Your assignment
Below are entries. Pull out all lines containing "false".

--

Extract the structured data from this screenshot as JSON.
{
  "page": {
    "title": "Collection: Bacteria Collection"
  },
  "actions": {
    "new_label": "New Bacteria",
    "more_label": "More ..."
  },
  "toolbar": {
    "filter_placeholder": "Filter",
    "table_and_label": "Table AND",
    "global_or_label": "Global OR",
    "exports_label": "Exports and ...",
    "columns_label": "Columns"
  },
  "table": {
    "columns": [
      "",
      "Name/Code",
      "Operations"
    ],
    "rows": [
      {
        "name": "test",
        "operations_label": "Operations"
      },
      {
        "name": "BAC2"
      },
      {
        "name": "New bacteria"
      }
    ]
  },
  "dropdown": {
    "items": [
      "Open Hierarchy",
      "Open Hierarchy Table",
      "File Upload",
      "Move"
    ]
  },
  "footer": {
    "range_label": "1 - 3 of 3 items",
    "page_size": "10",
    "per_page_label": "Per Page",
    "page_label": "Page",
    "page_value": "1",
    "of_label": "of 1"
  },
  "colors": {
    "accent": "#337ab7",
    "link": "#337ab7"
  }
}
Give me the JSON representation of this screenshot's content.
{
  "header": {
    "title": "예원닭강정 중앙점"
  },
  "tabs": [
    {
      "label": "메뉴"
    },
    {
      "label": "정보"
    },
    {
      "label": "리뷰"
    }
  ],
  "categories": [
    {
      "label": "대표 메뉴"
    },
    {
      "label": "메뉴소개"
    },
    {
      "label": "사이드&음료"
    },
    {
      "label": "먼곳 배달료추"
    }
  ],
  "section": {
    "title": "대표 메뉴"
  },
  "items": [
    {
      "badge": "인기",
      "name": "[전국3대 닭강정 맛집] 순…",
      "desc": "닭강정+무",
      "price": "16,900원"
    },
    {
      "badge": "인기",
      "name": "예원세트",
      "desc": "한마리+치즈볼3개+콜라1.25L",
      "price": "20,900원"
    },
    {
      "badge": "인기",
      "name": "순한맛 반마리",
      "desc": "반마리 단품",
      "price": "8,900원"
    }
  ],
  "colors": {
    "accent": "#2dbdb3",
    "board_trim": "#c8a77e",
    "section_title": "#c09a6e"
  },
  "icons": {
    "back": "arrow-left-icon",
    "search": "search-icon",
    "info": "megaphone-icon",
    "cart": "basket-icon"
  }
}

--

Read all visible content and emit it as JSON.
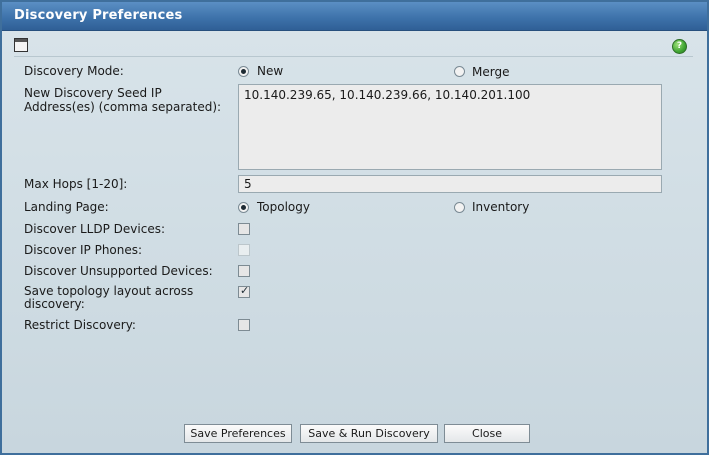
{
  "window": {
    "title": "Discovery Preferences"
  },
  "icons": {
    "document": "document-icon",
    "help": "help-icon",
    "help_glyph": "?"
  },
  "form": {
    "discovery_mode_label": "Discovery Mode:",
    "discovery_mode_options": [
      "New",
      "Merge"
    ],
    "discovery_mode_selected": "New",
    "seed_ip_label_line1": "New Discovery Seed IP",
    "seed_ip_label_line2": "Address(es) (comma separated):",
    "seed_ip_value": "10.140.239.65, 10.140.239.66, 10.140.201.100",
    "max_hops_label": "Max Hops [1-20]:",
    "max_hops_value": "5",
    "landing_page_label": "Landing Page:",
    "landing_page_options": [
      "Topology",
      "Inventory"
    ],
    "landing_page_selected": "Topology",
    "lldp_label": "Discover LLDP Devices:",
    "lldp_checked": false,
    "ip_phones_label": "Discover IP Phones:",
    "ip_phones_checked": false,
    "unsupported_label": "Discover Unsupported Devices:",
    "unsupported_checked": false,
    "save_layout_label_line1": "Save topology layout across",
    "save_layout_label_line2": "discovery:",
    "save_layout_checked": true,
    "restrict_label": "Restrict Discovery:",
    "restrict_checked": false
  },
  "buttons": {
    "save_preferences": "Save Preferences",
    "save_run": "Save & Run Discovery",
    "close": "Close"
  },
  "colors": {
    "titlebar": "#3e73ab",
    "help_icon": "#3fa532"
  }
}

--

Solution to the problem
    "lldp_checked": false,
    "ip_phones_checked": false,
    "unsupported_checked": false,
    "restrict_checked": false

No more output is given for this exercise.